Hands as an Artist’s Tools: Meret Oppenheim

While living in France as an art student, Meret Oppenheim made many unusual sketches for gloves. She designed gloves covered with fur in 1934 and gloves showing the hand’s bone structure in 1936. Elsa Schiaparelli’s fashion house also commissioned her to create sketches of gloves and jewelry, which offered the young artist a chance to earn some money.

Meret Oppenheim, Gloves, 1985; From the limited edition of 150 pairs of gloves housed in the Deluxe Edition of Parkett magazine, no 4., 1985; 8 3/4 x 3 1/4 in. (each glove); Screenprint on goat suede, hand-stitched; Edition 107/150; NMWA, Gift of Thomas Hill in memory of Rosemary Furtak
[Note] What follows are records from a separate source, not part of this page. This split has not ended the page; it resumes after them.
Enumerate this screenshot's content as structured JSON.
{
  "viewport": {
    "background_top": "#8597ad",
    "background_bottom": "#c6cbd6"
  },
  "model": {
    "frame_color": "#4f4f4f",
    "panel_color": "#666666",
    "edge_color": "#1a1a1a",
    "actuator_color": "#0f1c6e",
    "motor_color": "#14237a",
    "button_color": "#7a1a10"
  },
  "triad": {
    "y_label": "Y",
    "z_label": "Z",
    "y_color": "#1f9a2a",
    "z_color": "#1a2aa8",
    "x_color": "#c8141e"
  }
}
Meret Oppenheim, Gloves, 1985; From the limited edition of 150 pairs of gloves housed in the Deluxe Edition of Parkett magazine, no 4., 1985; 8 3/4 x 3 1/4 in. (each glove); Screenprint on goat suede, hand-stitched; Edition 107/150; NMWA, Gift of Thomas Hill in memory of Rosemary Furtak; Photograph by Lee Stalsworth; Image courtesy of Lisa Wenger and Martin A. Bühler, Meret Oppenheim Estate

Bice Curiger, then editor-in-chief of Parkett art magazine, worked with Oppenheim to develop an edition of 150 pairs of Italian goat-suede gloves to be sold with a deluxe edition of Parkett issue no. 4, 1985. Oppenheim adapted a glove design she made in the early 1940s. The network of red veins silk-screened onto the gloves attest to Oppenheim’s interest in making the invisible not only visible but also prominent, and wearable.

Visit NMWA to see this and other Oppenheim works in Tender Friendships, on view through September 14.